Task to complete: The word "Speed" marks the lines to report; pull each of them from the listing.

Extracted data:
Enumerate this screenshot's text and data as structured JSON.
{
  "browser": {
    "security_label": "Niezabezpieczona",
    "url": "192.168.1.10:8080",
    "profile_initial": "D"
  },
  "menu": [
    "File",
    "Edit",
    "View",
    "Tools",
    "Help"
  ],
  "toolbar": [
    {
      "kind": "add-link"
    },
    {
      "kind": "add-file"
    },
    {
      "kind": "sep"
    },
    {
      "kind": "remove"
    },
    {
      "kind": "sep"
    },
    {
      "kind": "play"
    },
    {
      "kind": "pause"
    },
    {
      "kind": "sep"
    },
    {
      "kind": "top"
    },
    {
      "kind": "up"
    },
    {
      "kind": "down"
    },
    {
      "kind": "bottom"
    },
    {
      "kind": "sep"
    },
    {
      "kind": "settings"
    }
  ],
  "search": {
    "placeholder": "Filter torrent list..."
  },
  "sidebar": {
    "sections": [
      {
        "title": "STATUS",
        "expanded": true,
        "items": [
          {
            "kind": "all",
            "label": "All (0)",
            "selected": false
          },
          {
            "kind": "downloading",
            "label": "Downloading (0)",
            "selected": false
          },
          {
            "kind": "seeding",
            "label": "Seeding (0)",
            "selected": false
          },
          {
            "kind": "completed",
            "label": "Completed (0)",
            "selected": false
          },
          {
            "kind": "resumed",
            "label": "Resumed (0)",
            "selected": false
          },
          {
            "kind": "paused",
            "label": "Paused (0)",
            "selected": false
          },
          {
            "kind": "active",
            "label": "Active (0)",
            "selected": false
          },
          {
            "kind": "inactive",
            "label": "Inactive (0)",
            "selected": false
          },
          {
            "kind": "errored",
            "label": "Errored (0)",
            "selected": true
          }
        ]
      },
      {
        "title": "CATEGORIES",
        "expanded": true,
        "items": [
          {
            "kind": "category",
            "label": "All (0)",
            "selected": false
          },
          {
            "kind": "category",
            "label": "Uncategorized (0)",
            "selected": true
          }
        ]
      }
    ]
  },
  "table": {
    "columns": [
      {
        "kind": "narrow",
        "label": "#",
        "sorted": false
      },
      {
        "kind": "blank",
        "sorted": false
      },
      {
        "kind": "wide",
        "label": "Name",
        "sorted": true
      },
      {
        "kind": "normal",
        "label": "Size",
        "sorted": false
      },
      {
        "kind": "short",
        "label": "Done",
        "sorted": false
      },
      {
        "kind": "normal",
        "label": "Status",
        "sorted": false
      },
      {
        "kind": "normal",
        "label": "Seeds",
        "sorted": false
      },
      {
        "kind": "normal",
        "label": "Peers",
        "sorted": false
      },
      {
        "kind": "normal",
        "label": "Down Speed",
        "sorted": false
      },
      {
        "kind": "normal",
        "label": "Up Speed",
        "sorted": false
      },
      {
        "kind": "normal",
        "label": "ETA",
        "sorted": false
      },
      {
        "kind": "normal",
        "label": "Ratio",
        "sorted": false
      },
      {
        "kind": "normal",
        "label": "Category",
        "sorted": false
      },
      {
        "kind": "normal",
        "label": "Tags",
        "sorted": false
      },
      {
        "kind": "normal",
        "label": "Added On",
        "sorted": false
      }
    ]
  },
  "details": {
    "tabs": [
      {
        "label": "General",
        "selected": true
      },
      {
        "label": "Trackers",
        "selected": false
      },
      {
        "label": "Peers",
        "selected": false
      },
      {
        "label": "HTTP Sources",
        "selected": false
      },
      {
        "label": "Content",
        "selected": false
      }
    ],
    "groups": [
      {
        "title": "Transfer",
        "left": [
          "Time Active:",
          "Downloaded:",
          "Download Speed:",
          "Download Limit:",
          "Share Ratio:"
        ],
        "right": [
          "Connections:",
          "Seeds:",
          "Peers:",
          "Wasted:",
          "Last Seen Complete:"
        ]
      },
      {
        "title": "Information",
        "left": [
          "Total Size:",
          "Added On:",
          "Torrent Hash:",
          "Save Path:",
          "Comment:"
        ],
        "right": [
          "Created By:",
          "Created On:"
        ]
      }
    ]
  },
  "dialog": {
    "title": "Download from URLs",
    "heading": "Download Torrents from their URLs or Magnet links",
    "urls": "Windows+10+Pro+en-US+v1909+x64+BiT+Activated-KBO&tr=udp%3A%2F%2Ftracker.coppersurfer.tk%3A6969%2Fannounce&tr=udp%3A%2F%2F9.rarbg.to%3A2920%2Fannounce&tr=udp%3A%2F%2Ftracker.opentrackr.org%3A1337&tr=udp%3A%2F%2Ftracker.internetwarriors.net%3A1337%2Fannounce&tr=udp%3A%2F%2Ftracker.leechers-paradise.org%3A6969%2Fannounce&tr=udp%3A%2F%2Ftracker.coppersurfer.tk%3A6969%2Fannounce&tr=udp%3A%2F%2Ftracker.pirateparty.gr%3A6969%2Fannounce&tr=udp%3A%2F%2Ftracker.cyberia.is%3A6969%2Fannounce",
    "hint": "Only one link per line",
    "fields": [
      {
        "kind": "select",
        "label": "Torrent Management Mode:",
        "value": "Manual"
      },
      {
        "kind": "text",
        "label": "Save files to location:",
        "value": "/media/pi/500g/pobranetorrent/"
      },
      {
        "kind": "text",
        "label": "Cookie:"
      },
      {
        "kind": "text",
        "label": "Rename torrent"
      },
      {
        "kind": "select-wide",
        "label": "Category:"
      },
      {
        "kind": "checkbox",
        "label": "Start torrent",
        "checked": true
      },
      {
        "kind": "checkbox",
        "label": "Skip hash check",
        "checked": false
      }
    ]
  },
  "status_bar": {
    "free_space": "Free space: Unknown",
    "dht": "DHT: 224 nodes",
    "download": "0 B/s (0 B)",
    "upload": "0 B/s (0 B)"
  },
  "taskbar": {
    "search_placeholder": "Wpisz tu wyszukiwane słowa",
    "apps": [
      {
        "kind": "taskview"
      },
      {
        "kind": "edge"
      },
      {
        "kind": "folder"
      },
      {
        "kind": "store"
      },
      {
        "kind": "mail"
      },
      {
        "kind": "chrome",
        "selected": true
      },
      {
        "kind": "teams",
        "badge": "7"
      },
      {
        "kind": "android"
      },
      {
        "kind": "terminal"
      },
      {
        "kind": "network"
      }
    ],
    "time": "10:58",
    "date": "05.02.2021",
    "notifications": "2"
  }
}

Expected answer:
        "label": "Down Speed",
        "label": "Up Speed",
          "Download Speed:",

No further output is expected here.